I get somewhat intrigued by what we would normally consider “obscure” comments in the Bible. I’m of the inerrant/infallible school of theology, not that I don’t have plenty of questions for the other side of eternity. Nevertheless, that doesn’t stop me from trusting the Author for what’s in the Book, even if some of its contents keeps me scratching my forehead.
So here’s one of those parts to the story of the patriarch Jacob and his burgeoning family that I find interesting:
“Soon after this, Rebekah’s old nurse, Deborah, died. She was buried beneath the oak tree in the valley below Bethel. Ever since, the tree has been called Allon-bacuth (which means ‘oak of weeping’).”
I was curious why God put a little honorarium to this practically unknown servant in His eternal record. (I love how God does that so many times in the Bible.) This Deborah was someone that Jacob had grown up with all of his life, since she was his mother’s “nursemaid” from before he was born. Then the similitude makes sense when I read the next part:
“Now that Jacob had returned from Paddan-aram, God appeared to him again at Bethel. God blessed him, saying, ‘Your name is Jacob, but you will not be called Jacob any longer. From now on your name will be Israel.’ So God renamed him Israel.”

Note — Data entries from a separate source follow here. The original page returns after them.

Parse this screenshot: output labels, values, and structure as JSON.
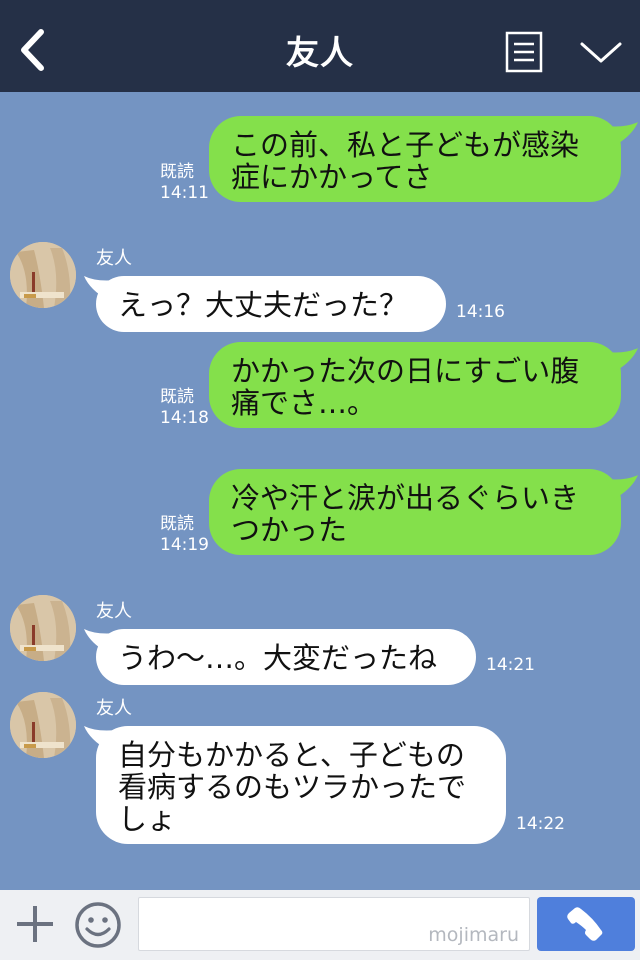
{
  "header": {
    "title": "友人"
  },
  "messages": [
    {
      "direction": "out",
      "text_line1": "この前、私と子どもが感染",
      "text_line2": "症にかかってさ",
      "read": "既読",
      "time": "14:11"
    },
    {
      "direction": "in",
      "sender": "友人",
      "text_line1": "えっ？大丈夫だった？",
      "time": "14:16"
    },
    {
      "direction": "out",
      "text_line1": "かかった次の日にすごい腹",
      "text_line2": "痛でさ…。",
      "read": "既読",
      "time": "14:18"
    },
    {
      "direction": "out",
      "text_line1": "冷や汗と涙が出るぐらいき",
      "text_line2": "つかった",
      "read": "既読",
      "time": "14:19"
    },
    {
      "direction": "in",
      "sender": "友人",
      "text_line1": "うわ〜…。大変だったね",
      "time": "14:21"
    },
    {
      "direction": "in",
      "sender": "友人",
      "text_line1": "自分もかかると、子どもの",
      "text_line2": "看病するのもツラかったで",
      "text_line3": "しょ",
      "time": "14:22"
    }
  ],
  "footer": {
    "input_value": "",
    "watermark": "mojimaru"
  },
  "colors": {
    "header_bg": "#253047",
    "chat_bg": "#7494c2",
    "outgoing_bubble": "#84e04b",
    "incoming_bubble": "#ffffff",
    "call_button": "#4f7fdc"
  },
  "icons": [
    "back-chevron-icon",
    "menu-list-icon",
    "chevron-down-icon",
    "plus-icon",
    "smiley-icon",
    "phone-icon"
  ]
}
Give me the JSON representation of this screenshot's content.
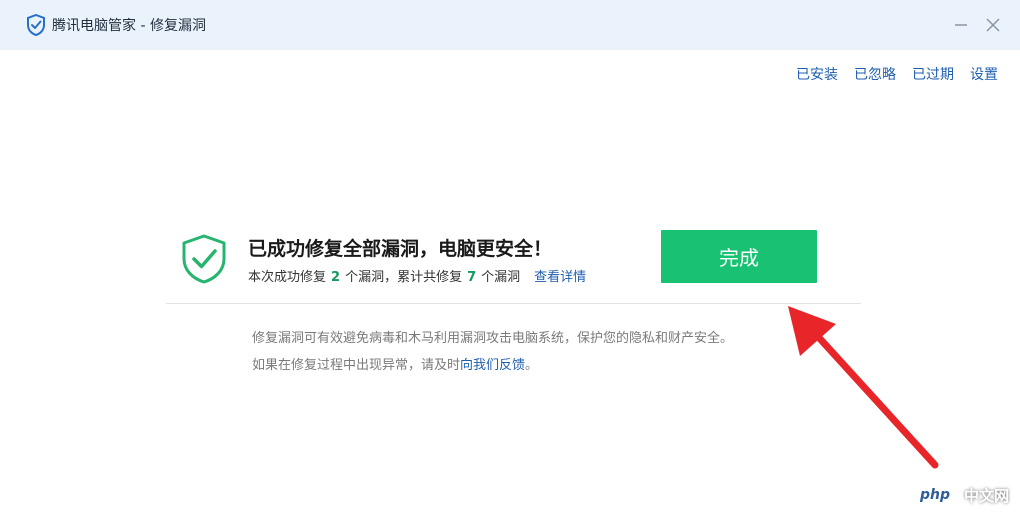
{
  "window": {
    "title": "腾讯电脑管家 - 修复漏洞",
    "logo_icon": "shield-logo-icon"
  },
  "toplinks": {
    "installed": "已安装",
    "ignored": "已忽略",
    "expired": "已过期",
    "settings": "设置"
  },
  "result": {
    "headline": "已成功修复全部漏洞，电脑更安全！",
    "sub_prefix": "本次成功修复",
    "fixed_count": "2",
    "sub_mid": "个漏洞，累计共修复",
    "total_count": "7",
    "sub_suffix": "个漏洞",
    "details_link": "查看详情",
    "done_button": "完成"
  },
  "info": {
    "line1": "修复漏洞可有效避免病毒和木马利用漏洞攻击电脑系统，保护您的隐私和财产安全。",
    "line2_prefix": "如果在修复过程中出现异常，请及时",
    "feedback_link": "向我们反馈",
    "line2_suffix": "。"
  },
  "watermark": {
    "badge": "php",
    "text": "中文网"
  },
  "colors": {
    "accent_green": "#18c272",
    "link_blue": "#1f5fb0",
    "titlebar_bg": "#eaf2fb",
    "arrow_red": "#e8262a"
  }
}
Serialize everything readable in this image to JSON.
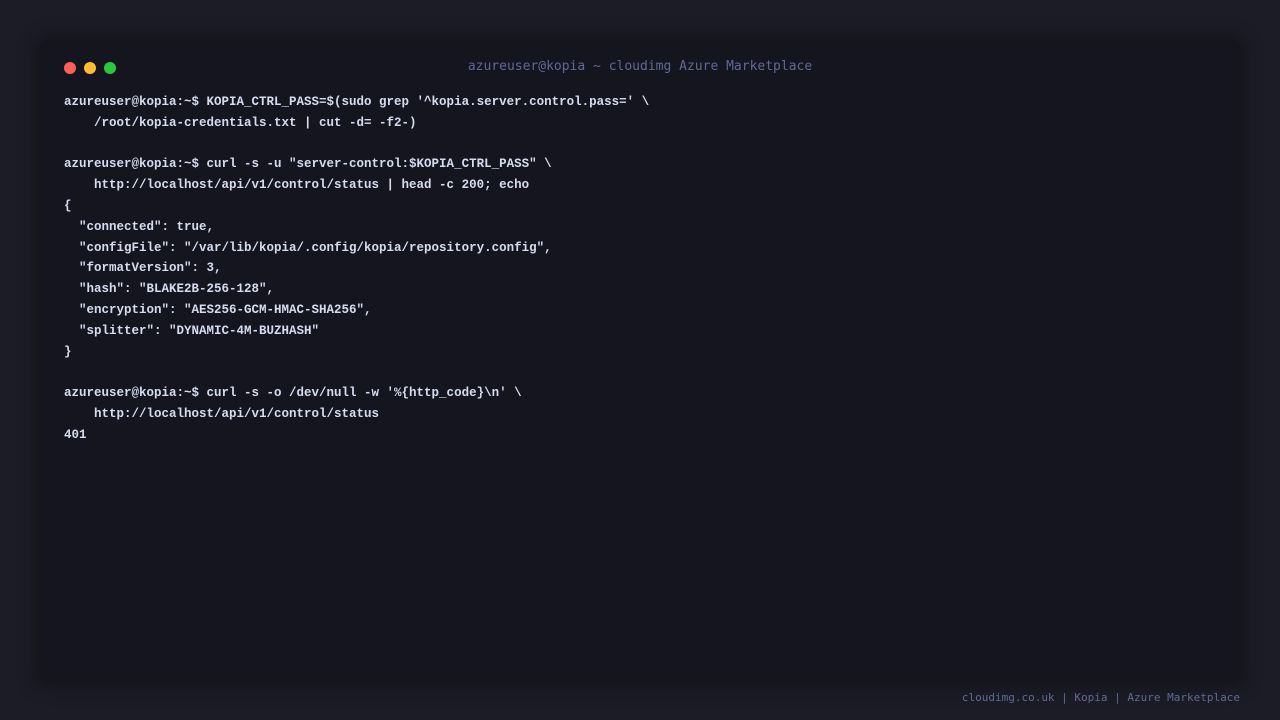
{
  "window": {
    "title": "azureuser@kopia ~ cloudimg Azure Marketplace",
    "controls": [
      {
        "name": "close",
        "color": "#ff5f57"
      },
      {
        "name": "minimize",
        "color": "#febc2e"
      },
      {
        "name": "maximize",
        "color": "#28c840"
      }
    ]
  },
  "terminal": {
    "lines": [
      "azureuser@kopia:~$ KOPIA_CTRL_PASS=$(sudo grep '^kopia.server.control.pass=' \\",
      "    /root/kopia-credentials.txt | cut -d= -f2-)",
      "",
      "azureuser@kopia:~$ curl -s -u \"server-control:$KOPIA_CTRL_PASS\" \\",
      "    http://localhost/api/v1/control/status | head -c 200; echo",
      "{",
      "  \"connected\": true,",
      "  \"configFile\": \"/var/lib/kopia/.config/kopia/repository.config\",",
      "  \"formatVersion\": 3,",
      "  \"hash\": \"BLAKE2B-256-128\",",
      "  \"encryption\": \"AES256-GCM-HMAC-SHA256\",",
      "  \"splitter\": \"DYNAMIC-4M-BUZHASH\"",
      "}",
      "",
      "azureuser@kopia:~$ curl -s -o /dev/null -w '%{http_code}\\n' \\",
      "    http://localhost/api/v1/control/status",
      "401"
    ]
  },
  "footer": {
    "text": "cloudimg.co.uk | Kopia | Azure Marketplace"
  }
}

Jacob’s return from Paddan-aram (ie, “not the Promised Land”) marked the passing of the old life and the beginning of the new. He was sent away from Canaan to find a wife from among his family’s people, but his return got delayed because of another’s deceptive plot, not to mention some of his own bad decisions. (He wasn’t exactly sold out on God at this point of his young impetuous life, as noted in his comment to God after the stairway to heaven dream, i.e., “You will be my God if….”)
So in this example, it seems like God is saying that the old life had to die so that the new life could begin. Sounds suspiciously like something Paul remarks on the the New Testament:
“This means that anyone who belongs to Christ has become a new person. The old life is gone; a new life has begun!”
It’s fairly informative that the place where “auntie” Deborah was buried was a place of weeping. Transition is hard, many times. Painful. It can be gut-wrenchingly scary to say bid an old way of doing, thinking, feeling farewell. Diedrich Bonhoeffer put it decisively when he penned, “When God calls a man, He bids him come and die.”
And it wasn’t until Jacob returned to where he was supposed to be that God set him back on the program and changed his name to Israel. As long as we return to the place God has for us (the preachers call it “repentance”), His sovereign plan will not be derailed through us.
It’s part of the package known as amazing grace.
Gensis 35: 8-10; 1 Corinthians 5:17 Holy Bible. New Living Translation copyright© 1996, 2004, 2007, 2013 by Tyndale House Foundation. Used by permission of Tyndale House Publishers Inc., Carol Stream, Illinois 60188. All rights reserved.